» **Work instruction**
Every entry, start to finish, should be printed verbatim without pictures.

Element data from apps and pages
---+---
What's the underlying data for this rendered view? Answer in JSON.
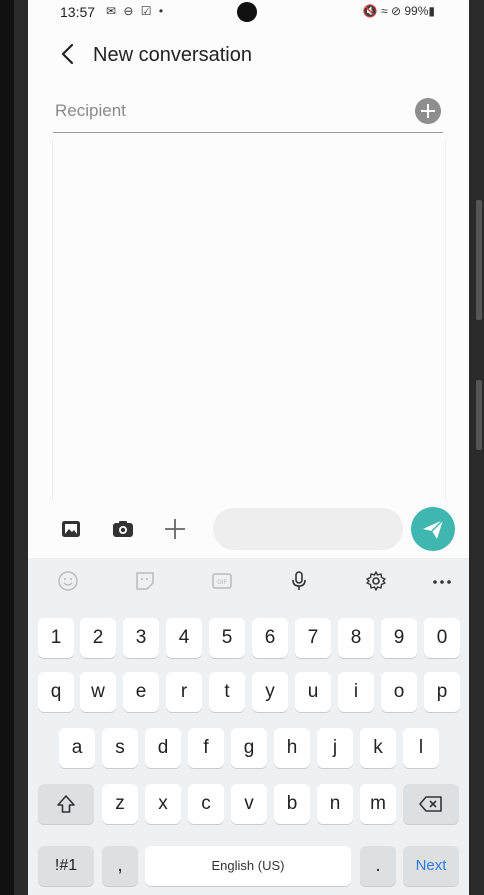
{
  "status_bar": {
    "time": "13:57",
    "notifications": "✉ ⊖ ☑ •",
    "right": "🔇 ≈ ⊘ 99%▮"
  },
  "header": {
    "title": "New conversation"
  },
  "recipient": {
    "placeholder": "Recipient"
  },
  "compose": {
    "placeholder": ""
  },
  "keyboard": {
    "number_row": [
      "1",
      "2",
      "3",
      "4",
      "5",
      "6",
      "7",
      "8",
      "9",
      "0"
    ],
    "row1": [
      "q",
      "w",
      "e",
      "r",
      "t",
      "y",
      "u",
      "i",
      "o",
      "p"
    ],
    "row2": [
      "a",
      "s",
      "d",
      "f",
      "g",
      "h",
      "j",
      "k",
      "l"
    ],
    "row3": [
      "z",
      "x",
      "c",
      "v",
      "b",
      "n",
      "m"
    ],
    "symbols_key": "!#1",
    "comma_key": ",",
    "space_key": "English (US)",
    "period_key": ".",
    "next_key": "Next"
  },
  "colors": {
    "send": "#3fb7b0",
    "next": "#2f79e6"
  }
}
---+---
» **Answer below**
What's the underlying data for this rendered view? Answer in JSON.
{
  "status_bar": {
    "time": "13:57",
    "notifications": "✉ ⊖ ☑ •",
    "right": "🔇 ≈ ⊘ 99%▮"
  },
  "header": {
    "title": "New conversation"
  },
  "recipient": {
    "placeholder": "Recipient"
  },
  "compose": {
    "placeholder": ""
  },
  "keyboard": {
    "number_row": [
      "1",
      "2",
      "3",
      "4",
      "5",
      "6",
      "7",
      "8",
      "9",
      "0"
    ],
    "row1": [
      "q",
      "w",
      "e",
      "r",
      "t",
      "y",
      "u",
      "i",
      "o",
      "p"
    ],
    "row2": [
      "a",
      "s",
      "d",
      "f",
      "g",
      "h",
      "j",
      "k",
      "l"
    ],
    "row3": [
      "z",
      "x",
      "c",
      "v",
      "b",
      "n",
      "m"
    ],
    "symbols_key": "!#1",
    "comma_key": ",",
    "space_key": "English (US)",
    "period_key": ".",
    "next_key": "Next"
  },
  "colors": {
    "send": "#3fb7b0",
    "next": "#2f79e6"
  }
}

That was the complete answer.